Students and student organizations have expressed mixed responses to the new policy. Yanil Burgos '13, co-president of Prism, a support organization for queer women of color, said that the situation is complicated, but that she does not necessarily disagree with the policy.
"I doubt co-ed schools would allow female prospective students to be hosted by men, and it makes sense that the same would apply at a women's college," she said in an e-mail. "People who have only been exposed to narrow definitions of sexuality and gender expression may be turned off by having a male-identified host, especially the parents of prospective students."
The discussion of the policy has also included former students. Sebastian Barr '11, a Smith alum who transitioned while enrolled at the college, wrote a letter to Admissions in support of the new policy.
"I think [the policy] is appropriate," Barr said in an e-mail. "Prospective students and their families are not expecting a co-ed housing situation … Trans men are men and I appreciate that the admissions office is treating them as such."
In Barr's experience, Smith was a supportive environment for trans* students, even at the administrative level. "My professors and deans handled my transition very respectfully," he said. "As an alum, it was very easy to change my name on the records and my alum OneCard says "alumnus" instead of "alumna." [Smith College policies] don't discriminate against trans students…They let us stay in housing, they let us hold positions in student government and all other organizations, they let us represent the school in various ways."
Transcending Gender created a Facebook event "Support Trans* Students at Smith College!!" to oppose the new policy. The page demands Admissions "reform prospective student hosting to be more inclusive; require all departments of Smith College as an institution, especially Admissions, to have inclusive diversity trainings; equal access of ALL Smith students to visibility and representation; reform of Smith policy to be inclusive of gender identity." The event currently has almost 1,400 attendees.
At press time, Transcending Gender representatives had not replied to requests for comment. Last year, Transcending Gender advocated for a policy to allow trans* students to write letters or e-mails to students whom they had been assigned to host, explaining that they were identified as male. The prospective student would then be asked to sign a letter of consent acknowledging that their host was male, in addition to the letter of responsibility that prospective students are already asked to sign. The letters would absolve the college of legal responsibility should harm befall a prospective student during their visit.
Admissions Director Shaver said her office is aware some students disagree with the new policy, but stands by the change.

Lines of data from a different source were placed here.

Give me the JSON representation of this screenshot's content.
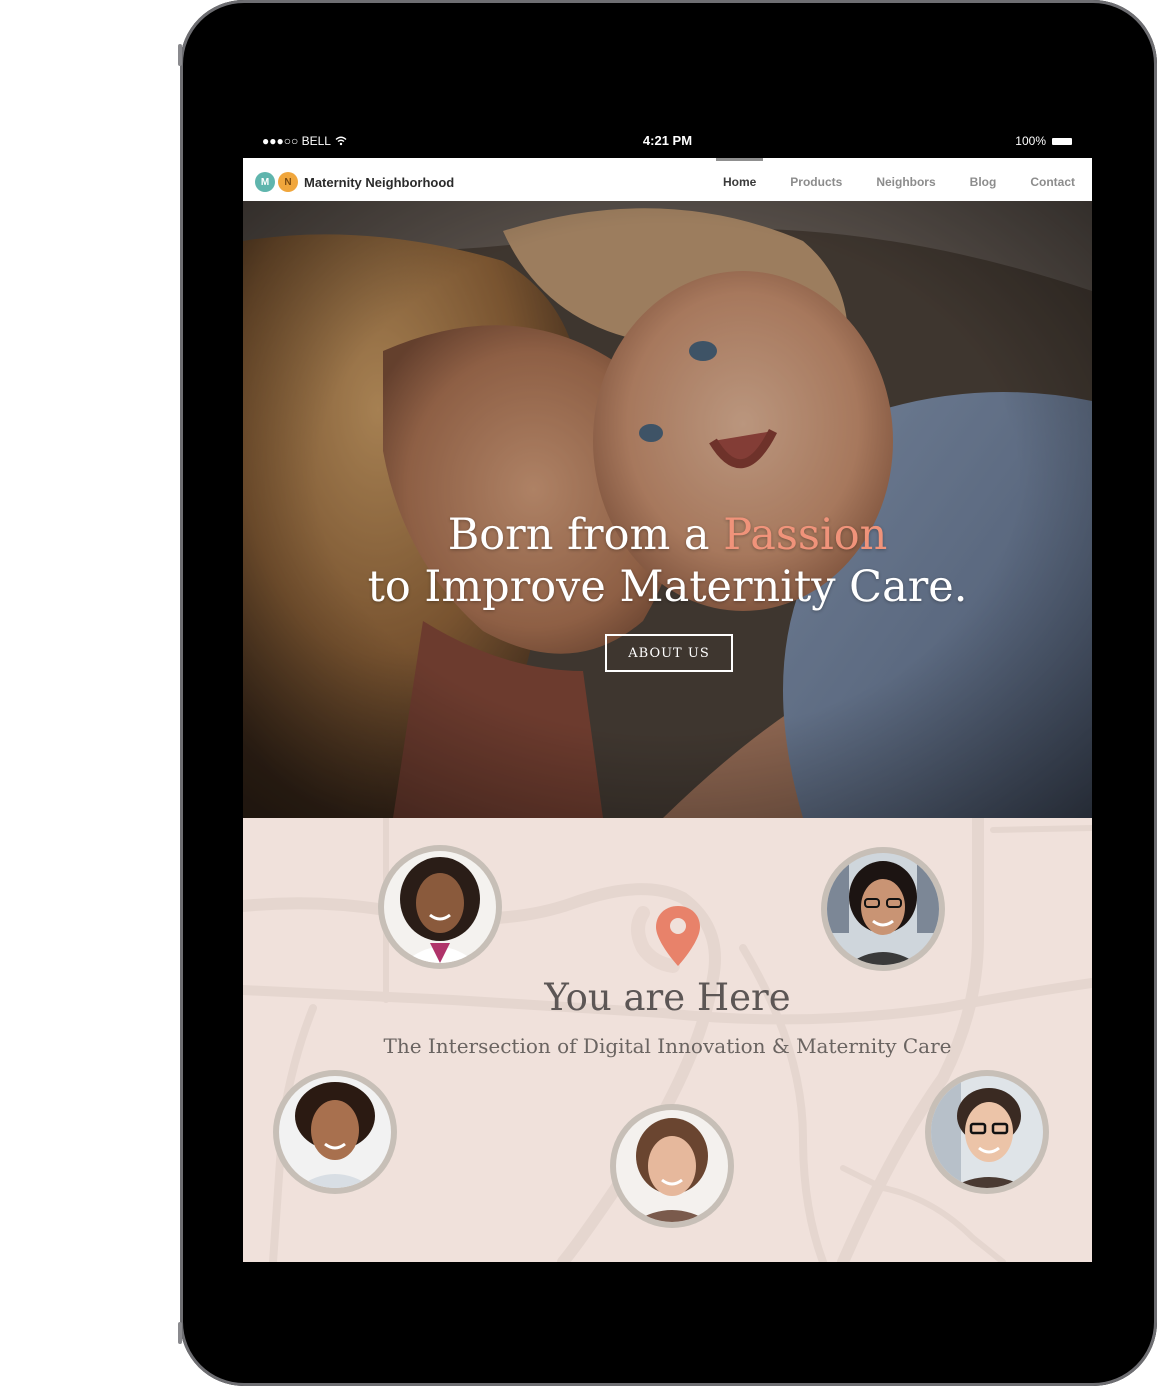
{
  "status_bar": {
    "carrier": "●●●○○ BELL",
    "time": "4:21 PM",
    "battery": "100%"
  },
  "brand": {
    "logo_m": "M",
    "logo_n": "N",
    "name": "Maternity Neighborhood",
    "colors": {
      "m": "#5fb5ad",
      "n": "#f0a63c",
      "accent": "#f0937a"
    }
  },
  "nav": {
    "items": [
      {
        "label": "Home",
        "active": true
      },
      {
        "label": "Products",
        "active": false
      },
      {
        "label": "Neighbors",
        "active": false
      },
      {
        "label": "Blog",
        "active": false
      },
      {
        "label": "Contact",
        "active": false
      }
    ]
  },
  "hero": {
    "line1_prefix": "Born from a ",
    "line1_accent": "Passion",
    "line2": "to Improve Maternity Care.",
    "button": "ABOUT US"
  },
  "map": {
    "title": "You are Here",
    "subtitle": "The Intersection of Digital Innovation & Maternity Care",
    "pin_color": "#e8826a",
    "avatars": [
      "neighbor-photo-1",
      "neighbor-photo-2",
      "neighbor-photo-3",
      "neighbor-photo-4",
      "neighbor-photo-5"
    ]
  }
}
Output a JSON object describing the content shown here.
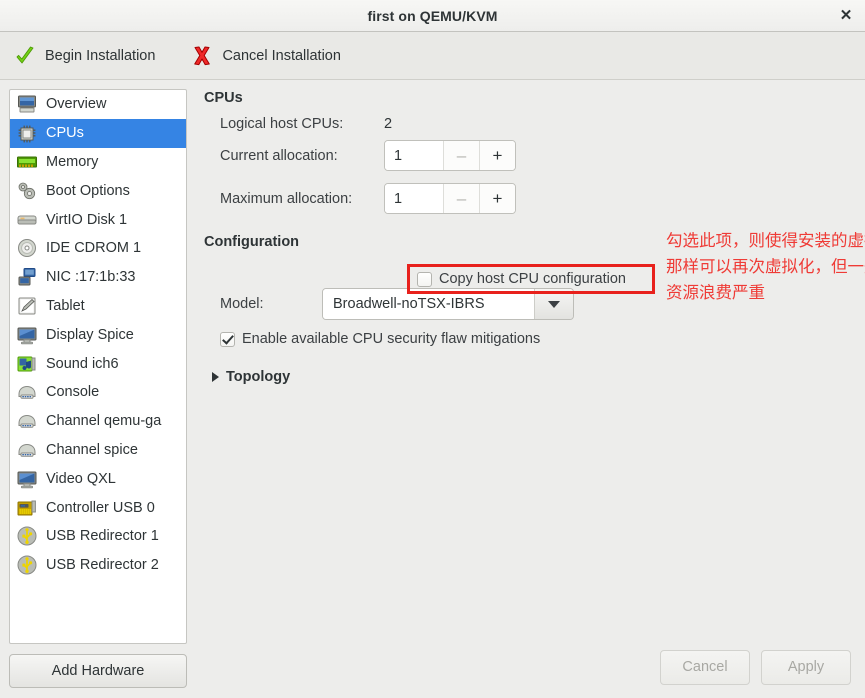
{
  "window": {
    "title": "first on QEMU/KVM",
    "close_label": "✕"
  },
  "toolbar": {
    "begin_label": "Begin Installation",
    "cancel_label": "Cancel Installation"
  },
  "sidebar": {
    "items": [
      {
        "label": "Overview",
        "icon": "computer-icon",
        "selected": false
      },
      {
        "label": "CPUs",
        "icon": "cpu-chip-icon",
        "selected": true
      },
      {
        "label": "Memory",
        "icon": "memory-ram-icon",
        "selected": false
      },
      {
        "label": "Boot Options",
        "icon": "gears-icon",
        "selected": false
      },
      {
        "label": "VirtIO Disk 1",
        "icon": "harddisk-icon",
        "selected": false
      },
      {
        "label": "IDE CDROM 1",
        "icon": "optical-disc-icon",
        "selected": false
      },
      {
        "label": "NIC :17:1b:33",
        "icon": "network-card-icon",
        "selected": false
      },
      {
        "label": "Tablet",
        "icon": "tablet-pen-icon",
        "selected": false
      },
      {
        "label": "Display Spice",
        "icon": "monitor-icon",
        "selected": false
      },
      {
        "label": "Sound ich6",
        "icon": "sound-card-icon",
        "selected": false
      },
      {
        "label": "Console",
        "icon": "console-serial-icon",
        "selected": false
      },
      {
        "label": "Channel qemu-ga",
        "icon": "console-serial-icon",
        "selected": false
      },
      {
        "label": "Channel spice",
        "icon": "console-serial-icon",
        "selected": false
      },
      {
        "label": "Video QXL",
        "icon": "monitor-icon",
        "selected": false
      },
      {
        "label": "Controller USB 0",
        "icon": "controller-card-icon",
        "selected": false
      },
      {
        "label": "USB Redirector 1",
        "icon": "usb-icon",
        "selected": false
      },
      {
        "label": "USB Redirector 2",
        "icon": "usb-icon",
        "selected": false
      }
    ],
    "add_hardware_label": "Add Hardware"
  },
  "main": {
    "cpus_heading": "CPUs",
    "logical_host_cpus_label": "Logical host CPUs:",
    "logical_host_cpus_value": "2",
    "current_allocation_label": "Current allocation:",
    "current_allocation_value": "1",
    "maximum_allocation_label": "Maximum allocation:",
    "maximum_allocation_value": "1",
    "spin_minus": "–",
    "spin_plus": "+",
    "configuration_heading": "Configuration",
    "copy_host_cpu_label": "Copy host CPU configuration",
    "copy_host_cpu_checked": false,
    "model_label": "Model:",
    "model_value": "Broadwell-noTSX-IBRS",
    "mitigations_label": "Enable available CPU security flaw mitigations",
    "mitigations_checked": true,
    "topology_label": "Topology",
    "annotation_text": "勾选此项，则使得安装的虚拟机像宿主机\n那样可以再次虚拟化，但一般不这样用，\n资源浪费严重"
  },
  "footer": {
    "cancel_label": "Cancel",
    "apply_label": "Apply"
  },
  "colors": {
    "selection_blue": "#3584e4",
    "annotation_red": "#ef3b36",
    "highlight_box_red": "#e8211c",
    "window_bg": "#ededeb"
  }
}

"The response to this decision has made it clear that there needs to be continuing dialogue with students and administrators about trans* student concerns and experiences at Smith," she said.